**EXERCISE PROMPT**: All of the records below must be output exactly, with no pictures carried over.

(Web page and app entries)
--- START ---

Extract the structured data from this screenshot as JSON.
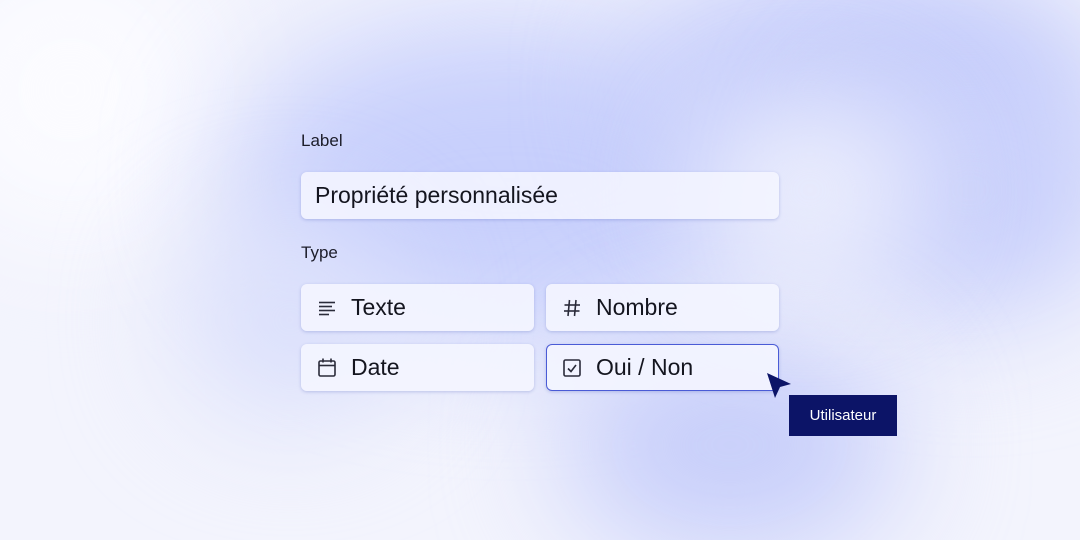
{
  "form": {
    "label_heading": "Label",
    "label_value": "Propriété personnalisée",
    "type_heading": "Type",
    "types": [
      {
        "label": "Texte",
        "icon": "text-lines-icon"
      },
      {
        "label": "Nombre",
        "icon": "hash-icon"
      },
      {
        "label": "Date",
        "icon": "calendar-icon"
      },
      {
        "label": "Oui / Non",
        "icon": "checkbox-icon"
      }
    ]
  },
  "cursor": {
    "tooltip": "Utilisateur"
  },
  "colors": {
    "accent": "#4a5bd6",
    "cursor": "#0c1467",
    "text": "#14151f"
  }
}
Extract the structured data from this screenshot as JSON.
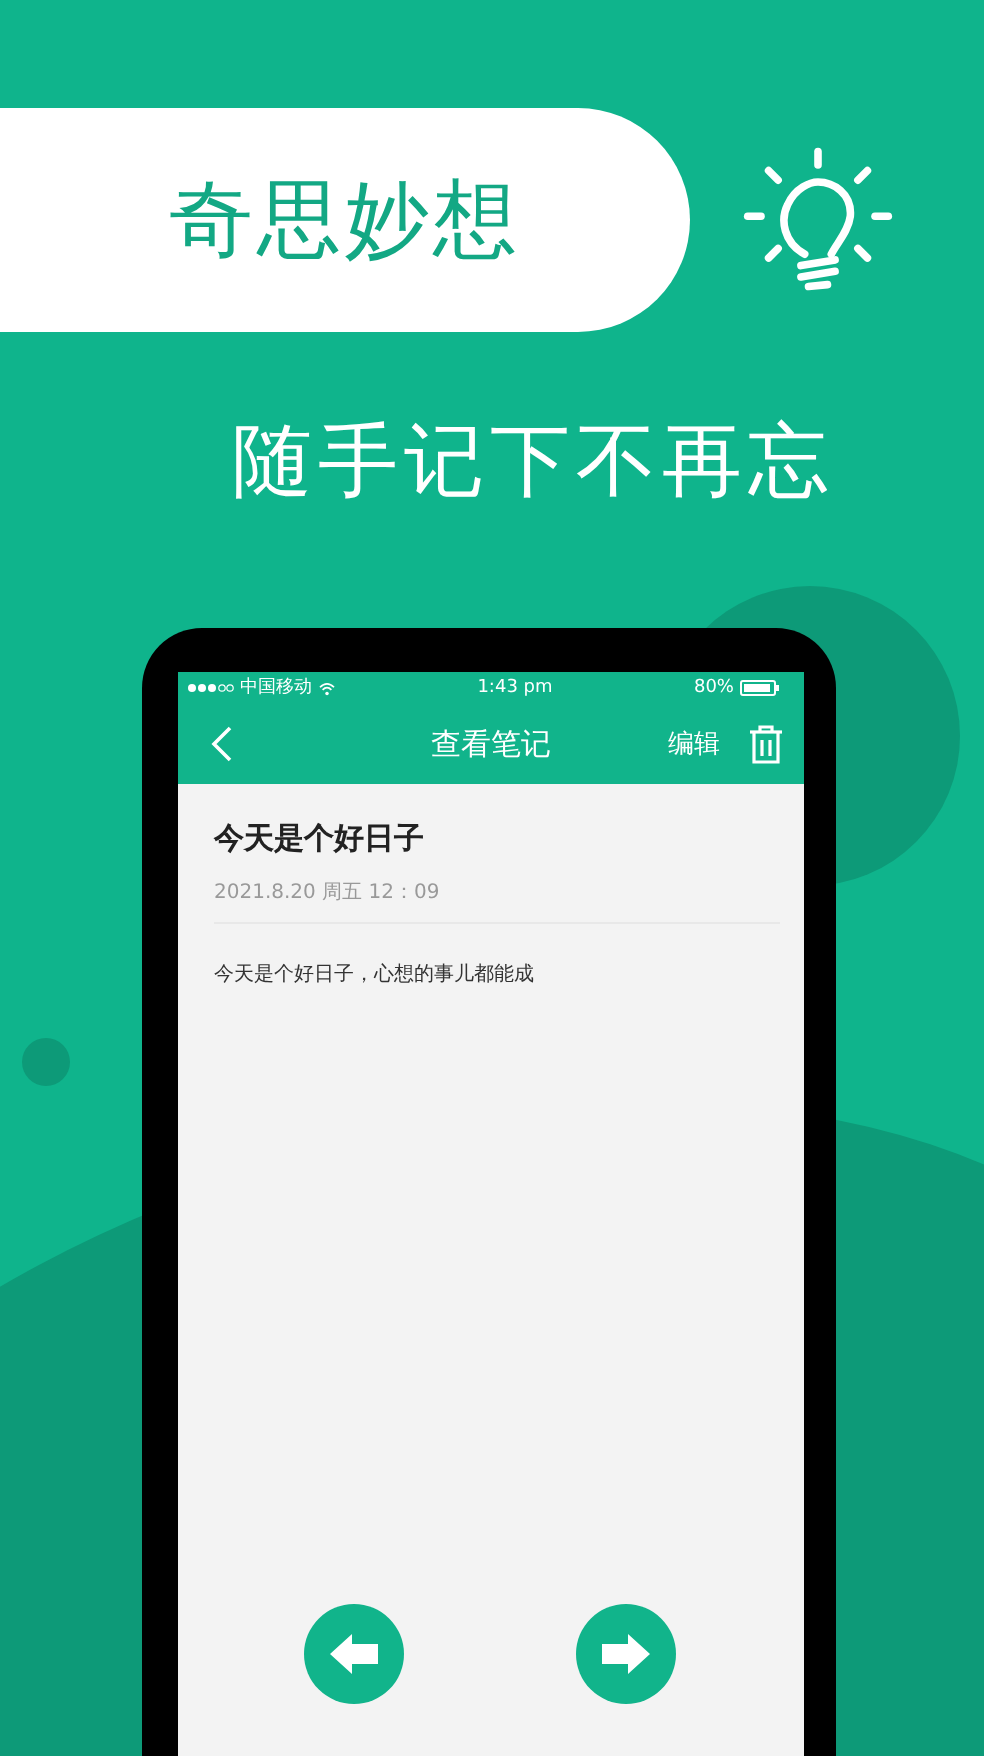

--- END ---

**ANSWER SECTION**:
Extract the structured data from this screenshot as JSON.
{
  "form": {
    "label_heading": "Label",
    "label_value": "Propriété personnalisée",
    "type_heading": "Type",
    "types": [
      {
        "label": "Texte",
        "icon": "text-lines-icon"
      },
      {
        "label": "Nombre",
        "icon": "hash-icon"
      },
      {
        "label": "Date",
        "icon": "calendar-icon"
      },
      {
        "label": "Oui / Non",
        "icon": "checkbox-icon"
      }
    ]
  },
  "cursor": {
    "tooltip": "Utilisateur"
  },
  "colors": {
    "accent": "#4a5bd6",
    "cursor": "#0c1467",
    "text": "#14151f"
  }
}
Extract the structured data from this screenshot as JSON.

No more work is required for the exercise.